19 Dec Sounzgood Website
Dylan Storey- Out Of The Soup December 2009

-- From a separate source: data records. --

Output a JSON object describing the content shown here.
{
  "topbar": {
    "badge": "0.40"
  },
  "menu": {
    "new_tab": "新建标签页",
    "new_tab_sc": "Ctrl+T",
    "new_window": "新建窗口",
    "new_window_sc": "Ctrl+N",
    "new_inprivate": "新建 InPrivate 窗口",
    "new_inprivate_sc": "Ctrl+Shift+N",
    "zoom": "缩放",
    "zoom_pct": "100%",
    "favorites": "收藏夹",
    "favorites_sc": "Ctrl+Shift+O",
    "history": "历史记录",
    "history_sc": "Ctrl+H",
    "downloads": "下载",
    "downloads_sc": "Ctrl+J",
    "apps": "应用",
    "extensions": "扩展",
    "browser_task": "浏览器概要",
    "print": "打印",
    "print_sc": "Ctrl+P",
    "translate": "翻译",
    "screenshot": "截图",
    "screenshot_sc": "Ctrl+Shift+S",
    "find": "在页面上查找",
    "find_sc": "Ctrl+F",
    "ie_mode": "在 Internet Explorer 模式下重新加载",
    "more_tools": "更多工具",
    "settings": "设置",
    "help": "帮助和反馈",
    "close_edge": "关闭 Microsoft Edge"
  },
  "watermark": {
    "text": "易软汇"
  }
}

Dylan Storey’s third album ‘Out of the soup’ I must say is an enjoyable listen. The Auckland musician who’s been a mainstay of the NZ Music scene for some tie now has produced an album packed with poetic goodness and impressive musicianship. For those not familiar with Storey his music is a mixture of Alt Country and Blues rock and roll (with tinges of the psychedelic). The opening track ‘Travelling Salesmen’ is a country style rocky up-tempo track with a hooky chorus and catchy lyrics. It’s the kind of song I would enjoy on a hot summer road trip, a perfect opening song to hook you into the album. The good times roll on with the second track ‘Lies make an honest man’ a laid back beachy pub tune. When I listen to these two opening tracks I imagine myself at a Raglan pub on a sunny day (a Sunday perhaps) with a cold beer in hand just kicking back enjoying these tunes. The albums start does a good job in hooking you in and making you want more. ‘The Skies above Crete’ is the first darkish moment of the album. Storey has a yearning, heartfelt tone in his singing. If you entered the room halfway through this song you may be forgiven for thinking it was a Bob Dylan song with the whiney tone of Storey’s voice (in a GOOD Bob Dylan-ish way of course). One of my personal favourite tracks is the lazy ‘Footsteps of kings’. The track is a slow burning bluesy jam that reminds me of a Fly My Pretties tune. The song is a relaxing gem that would be perfect hangover music. The title track ‘Out of the soup’ chops and changes abit too much for my liking. It’s got that country knee slapping quality going on then it suddenly slams on the brakes into a calm chorus. I love it when the Mint Chicks do this jerkiness but it just seemed inappropriate here. It then goes into some psychedelic blues guitar that also distracts from the earlier promising knee slapping. It had me at the honky tonk knee slapping stage, this should have continued. I could have done with more of that. This is my only real gripe with the album and it’s not a major one. The last two tracks of the album start to get very murky and deep. Storey starts showing off his dark and brooding side on ‘Never turn your back on the sea’. It’s a wintery rainy day solo listen. This song is one of those ones that prompt angst and self-introspectiveness. If you’re not in a good frame of mind this is probably not one for you. The last track on the album ‘The Tempest’ is a whale of a song. Its starts of with some up beat rock, which really hooks you in before going into a led zep type blues guitar solo before tapering right of to a quiet solemn sadness. The end bit features some tear jerking blues guitar. This song is the kind you would hear in Christchurch’s Southern Blues Bar stained off your tits on whiskey, drowned in your own quiet self-pity at three in the morning. Simply beautiful, a good end to a good album. Every song on ‘Out of the soup’ is listenable and likeable. It’s the kind of album you can play from start to finish. You could chuck this on while you and your buddies’ are having a few drinks and be confident know one would complain. You wouldn’t get the cries of ‘what’s this bloody music?’ In fact I believe after a few tracks in you’ll probably have your friends enquiring who this guy is followed by comments like ‘this is quite good’ and ‘I could get into this’. If you’re a fan of the genre blues or the work of Fly My Pretties, Ryan Adams, Bob Dylan or Anna Coddington this album will be one for you. Enjoy some of this album with friends and beers and some of it with lonely solace.